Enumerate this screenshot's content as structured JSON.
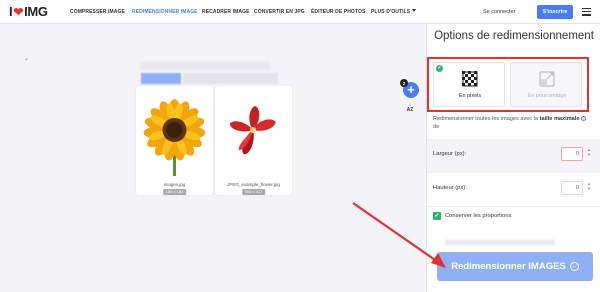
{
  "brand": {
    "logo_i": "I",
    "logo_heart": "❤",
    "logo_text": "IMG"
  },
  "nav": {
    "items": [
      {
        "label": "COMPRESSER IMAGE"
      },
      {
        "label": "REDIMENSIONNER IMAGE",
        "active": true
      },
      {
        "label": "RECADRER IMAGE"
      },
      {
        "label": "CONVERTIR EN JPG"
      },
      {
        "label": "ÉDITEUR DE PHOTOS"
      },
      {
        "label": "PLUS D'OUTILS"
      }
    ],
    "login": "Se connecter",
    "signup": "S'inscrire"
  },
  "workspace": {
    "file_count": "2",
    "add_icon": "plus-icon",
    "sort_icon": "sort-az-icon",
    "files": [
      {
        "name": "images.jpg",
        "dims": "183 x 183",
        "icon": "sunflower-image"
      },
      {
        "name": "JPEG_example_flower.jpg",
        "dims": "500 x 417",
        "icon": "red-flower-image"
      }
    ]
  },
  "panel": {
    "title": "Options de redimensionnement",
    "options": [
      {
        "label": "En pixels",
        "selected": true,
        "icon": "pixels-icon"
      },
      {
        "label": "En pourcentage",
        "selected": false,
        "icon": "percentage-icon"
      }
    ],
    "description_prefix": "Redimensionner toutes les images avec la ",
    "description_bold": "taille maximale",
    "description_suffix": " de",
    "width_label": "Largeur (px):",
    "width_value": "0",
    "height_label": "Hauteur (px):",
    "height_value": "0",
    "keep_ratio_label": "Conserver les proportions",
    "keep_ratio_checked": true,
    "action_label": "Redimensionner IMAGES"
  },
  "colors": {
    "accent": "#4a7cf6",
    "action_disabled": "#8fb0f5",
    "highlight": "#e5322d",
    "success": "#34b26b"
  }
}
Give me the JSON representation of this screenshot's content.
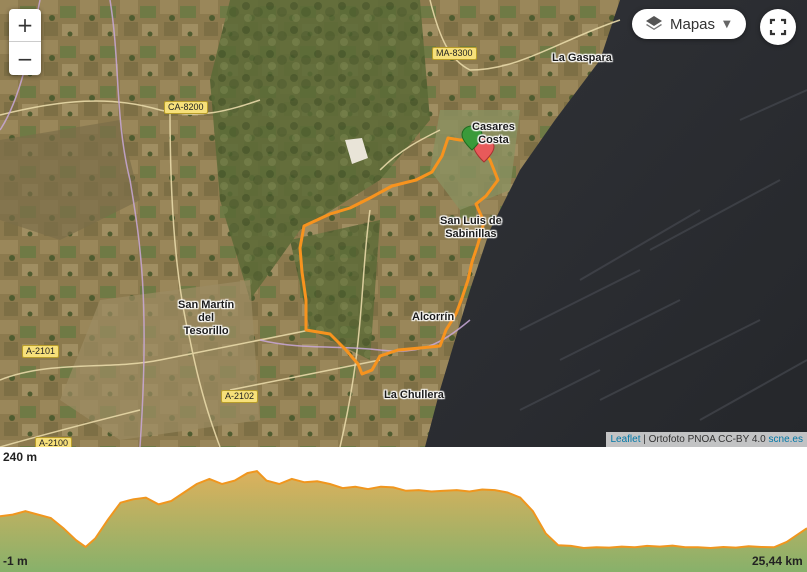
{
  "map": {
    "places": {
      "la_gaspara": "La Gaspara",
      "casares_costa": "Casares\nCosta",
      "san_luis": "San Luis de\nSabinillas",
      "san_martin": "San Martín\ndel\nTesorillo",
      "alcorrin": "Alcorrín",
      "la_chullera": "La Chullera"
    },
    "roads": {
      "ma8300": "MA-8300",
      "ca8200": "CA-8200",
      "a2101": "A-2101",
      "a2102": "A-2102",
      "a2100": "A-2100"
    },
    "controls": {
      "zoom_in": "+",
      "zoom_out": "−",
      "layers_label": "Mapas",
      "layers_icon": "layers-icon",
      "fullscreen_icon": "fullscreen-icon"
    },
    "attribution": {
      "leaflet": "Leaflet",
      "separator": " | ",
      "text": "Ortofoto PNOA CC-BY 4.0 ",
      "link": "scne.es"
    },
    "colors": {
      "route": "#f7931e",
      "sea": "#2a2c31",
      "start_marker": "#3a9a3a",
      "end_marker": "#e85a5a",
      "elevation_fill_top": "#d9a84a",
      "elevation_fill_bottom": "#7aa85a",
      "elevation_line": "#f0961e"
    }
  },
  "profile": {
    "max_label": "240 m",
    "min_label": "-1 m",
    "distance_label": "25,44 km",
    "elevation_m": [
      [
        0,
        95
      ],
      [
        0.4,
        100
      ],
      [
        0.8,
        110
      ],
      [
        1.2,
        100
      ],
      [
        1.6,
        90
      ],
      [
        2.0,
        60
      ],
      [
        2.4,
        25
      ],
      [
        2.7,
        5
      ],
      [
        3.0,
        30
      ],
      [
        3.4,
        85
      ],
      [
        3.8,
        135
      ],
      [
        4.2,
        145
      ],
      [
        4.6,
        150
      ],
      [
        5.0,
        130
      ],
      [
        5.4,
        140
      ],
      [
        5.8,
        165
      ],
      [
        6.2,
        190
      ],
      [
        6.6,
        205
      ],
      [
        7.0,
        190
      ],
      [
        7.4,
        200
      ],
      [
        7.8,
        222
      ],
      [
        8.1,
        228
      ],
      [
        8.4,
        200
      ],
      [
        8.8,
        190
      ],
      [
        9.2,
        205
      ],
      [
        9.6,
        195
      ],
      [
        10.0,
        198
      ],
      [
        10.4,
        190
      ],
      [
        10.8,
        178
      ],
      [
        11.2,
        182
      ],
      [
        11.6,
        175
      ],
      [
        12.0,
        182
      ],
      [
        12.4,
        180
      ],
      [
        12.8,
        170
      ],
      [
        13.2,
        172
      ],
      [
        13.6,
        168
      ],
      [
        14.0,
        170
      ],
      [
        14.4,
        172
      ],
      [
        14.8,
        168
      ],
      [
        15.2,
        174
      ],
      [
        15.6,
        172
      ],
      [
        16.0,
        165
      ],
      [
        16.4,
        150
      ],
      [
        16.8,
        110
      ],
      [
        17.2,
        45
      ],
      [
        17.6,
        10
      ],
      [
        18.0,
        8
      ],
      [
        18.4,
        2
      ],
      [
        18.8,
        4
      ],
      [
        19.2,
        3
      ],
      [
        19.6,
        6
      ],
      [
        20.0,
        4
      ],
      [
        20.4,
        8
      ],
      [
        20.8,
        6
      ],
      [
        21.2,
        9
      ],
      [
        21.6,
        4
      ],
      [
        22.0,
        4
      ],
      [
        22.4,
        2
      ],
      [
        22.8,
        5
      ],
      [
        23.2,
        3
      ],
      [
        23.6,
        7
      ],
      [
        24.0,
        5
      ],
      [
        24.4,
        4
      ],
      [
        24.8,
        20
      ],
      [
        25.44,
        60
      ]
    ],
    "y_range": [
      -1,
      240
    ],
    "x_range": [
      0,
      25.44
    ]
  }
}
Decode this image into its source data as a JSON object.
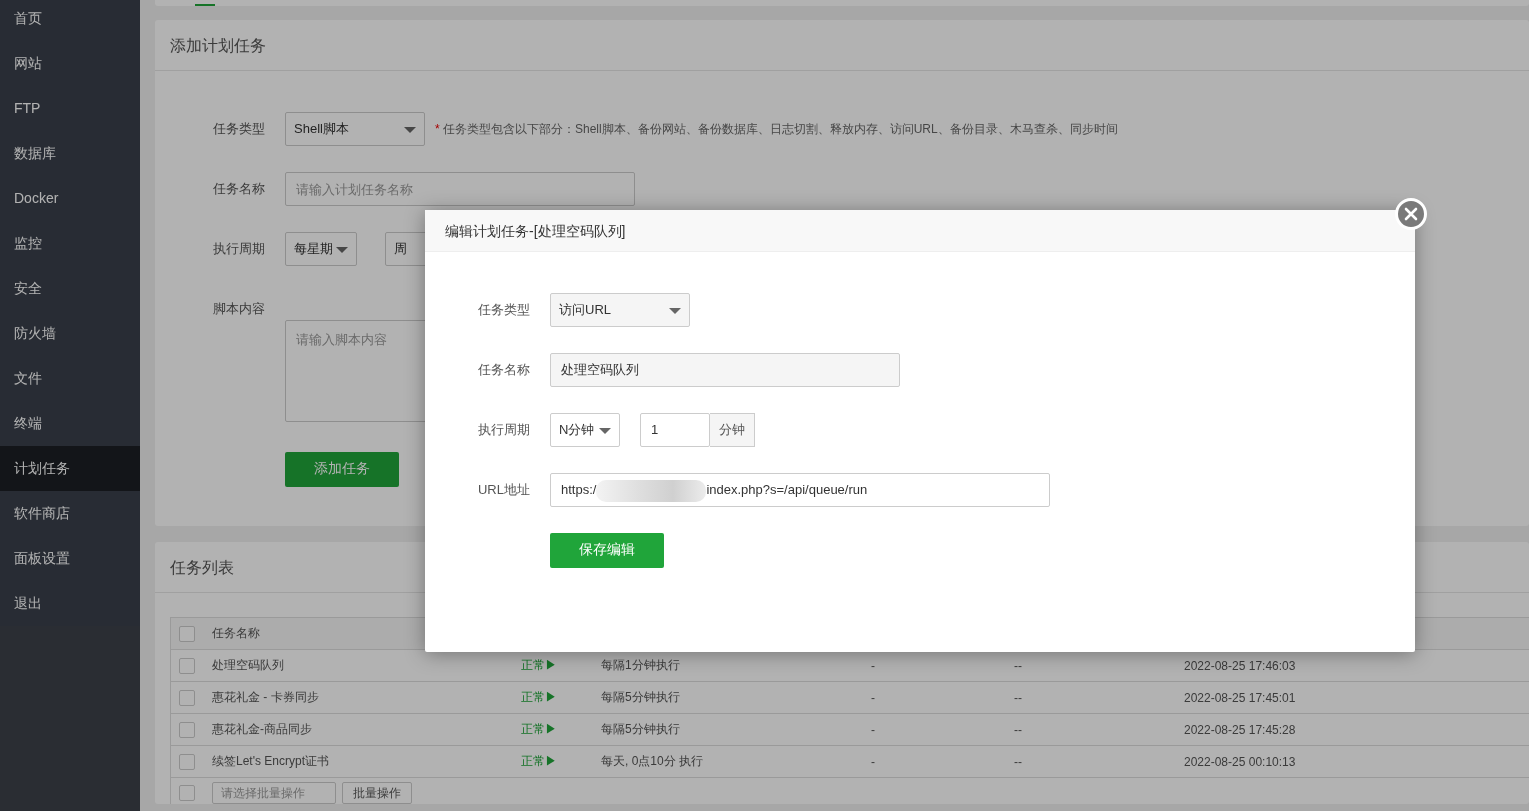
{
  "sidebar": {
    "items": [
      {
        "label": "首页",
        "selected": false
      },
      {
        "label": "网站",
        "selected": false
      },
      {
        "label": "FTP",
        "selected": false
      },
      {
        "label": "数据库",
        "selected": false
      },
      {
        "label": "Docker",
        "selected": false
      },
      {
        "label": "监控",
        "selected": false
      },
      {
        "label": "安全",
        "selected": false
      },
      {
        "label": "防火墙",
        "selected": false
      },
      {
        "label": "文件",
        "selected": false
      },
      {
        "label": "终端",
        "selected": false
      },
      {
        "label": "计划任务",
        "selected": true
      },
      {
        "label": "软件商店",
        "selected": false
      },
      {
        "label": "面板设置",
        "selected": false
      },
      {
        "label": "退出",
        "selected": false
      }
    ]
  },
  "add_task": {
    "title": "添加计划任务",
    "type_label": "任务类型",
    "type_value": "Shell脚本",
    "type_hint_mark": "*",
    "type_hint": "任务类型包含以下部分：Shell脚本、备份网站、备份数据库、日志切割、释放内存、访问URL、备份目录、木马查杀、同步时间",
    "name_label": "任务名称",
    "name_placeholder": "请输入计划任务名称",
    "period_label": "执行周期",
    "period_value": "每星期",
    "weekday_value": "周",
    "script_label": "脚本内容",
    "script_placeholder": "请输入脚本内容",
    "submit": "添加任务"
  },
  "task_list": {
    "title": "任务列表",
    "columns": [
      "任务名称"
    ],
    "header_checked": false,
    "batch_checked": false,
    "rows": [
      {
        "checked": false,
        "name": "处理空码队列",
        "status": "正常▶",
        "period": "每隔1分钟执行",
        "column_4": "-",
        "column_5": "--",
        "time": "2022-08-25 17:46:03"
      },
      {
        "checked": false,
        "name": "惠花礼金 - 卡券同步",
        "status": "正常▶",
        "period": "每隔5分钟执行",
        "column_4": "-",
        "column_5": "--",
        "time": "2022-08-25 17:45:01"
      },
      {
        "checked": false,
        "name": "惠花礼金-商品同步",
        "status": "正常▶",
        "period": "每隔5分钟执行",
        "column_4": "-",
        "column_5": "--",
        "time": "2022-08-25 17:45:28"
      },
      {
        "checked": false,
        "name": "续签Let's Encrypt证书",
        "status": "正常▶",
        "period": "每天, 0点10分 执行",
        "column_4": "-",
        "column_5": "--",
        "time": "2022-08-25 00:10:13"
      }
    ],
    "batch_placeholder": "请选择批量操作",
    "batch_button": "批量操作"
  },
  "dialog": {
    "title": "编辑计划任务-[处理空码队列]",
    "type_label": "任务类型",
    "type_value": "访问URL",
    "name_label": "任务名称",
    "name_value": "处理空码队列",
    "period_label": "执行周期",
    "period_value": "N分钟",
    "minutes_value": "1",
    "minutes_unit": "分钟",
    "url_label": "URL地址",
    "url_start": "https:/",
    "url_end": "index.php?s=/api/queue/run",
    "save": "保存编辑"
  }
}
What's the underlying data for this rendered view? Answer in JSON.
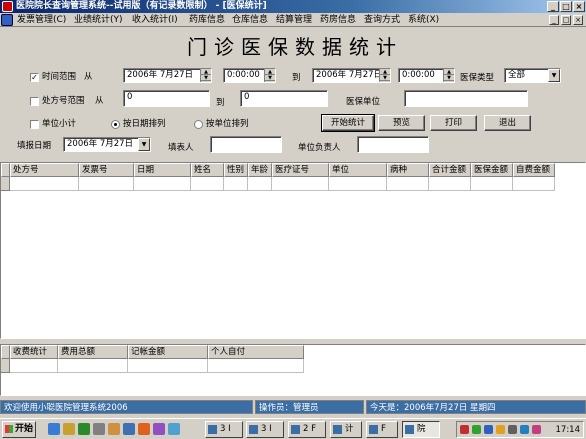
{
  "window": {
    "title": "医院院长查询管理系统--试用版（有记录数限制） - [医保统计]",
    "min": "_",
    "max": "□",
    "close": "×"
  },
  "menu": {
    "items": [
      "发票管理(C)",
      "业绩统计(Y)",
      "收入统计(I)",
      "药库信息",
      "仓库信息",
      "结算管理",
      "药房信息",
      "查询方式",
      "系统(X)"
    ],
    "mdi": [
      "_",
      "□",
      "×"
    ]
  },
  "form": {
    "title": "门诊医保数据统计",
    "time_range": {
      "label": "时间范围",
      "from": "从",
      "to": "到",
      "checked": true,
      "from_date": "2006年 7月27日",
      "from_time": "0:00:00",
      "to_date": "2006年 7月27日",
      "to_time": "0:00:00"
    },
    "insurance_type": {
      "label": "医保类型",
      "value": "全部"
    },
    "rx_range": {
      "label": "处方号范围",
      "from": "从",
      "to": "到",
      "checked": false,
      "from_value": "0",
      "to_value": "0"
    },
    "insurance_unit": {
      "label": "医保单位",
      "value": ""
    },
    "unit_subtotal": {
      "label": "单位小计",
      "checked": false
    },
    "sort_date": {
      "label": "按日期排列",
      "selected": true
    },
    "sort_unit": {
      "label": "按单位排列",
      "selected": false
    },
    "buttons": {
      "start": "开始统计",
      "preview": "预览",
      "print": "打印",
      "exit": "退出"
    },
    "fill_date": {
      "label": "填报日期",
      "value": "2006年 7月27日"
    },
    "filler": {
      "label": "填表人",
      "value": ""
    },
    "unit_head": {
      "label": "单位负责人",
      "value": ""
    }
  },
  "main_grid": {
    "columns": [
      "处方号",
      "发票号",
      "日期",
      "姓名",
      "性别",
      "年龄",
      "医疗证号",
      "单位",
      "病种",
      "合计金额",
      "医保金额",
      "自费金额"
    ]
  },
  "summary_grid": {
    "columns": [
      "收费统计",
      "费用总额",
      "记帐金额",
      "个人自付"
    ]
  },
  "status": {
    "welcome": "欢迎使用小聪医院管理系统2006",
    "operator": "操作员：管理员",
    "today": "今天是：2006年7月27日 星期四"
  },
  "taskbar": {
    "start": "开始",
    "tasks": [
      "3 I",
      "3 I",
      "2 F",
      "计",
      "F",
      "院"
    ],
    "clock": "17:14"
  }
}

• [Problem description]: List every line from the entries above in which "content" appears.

• [Task answer]:
Enumerate this screenshot's content as structured JSON.
Give me the JSON representation of this screenshot's content.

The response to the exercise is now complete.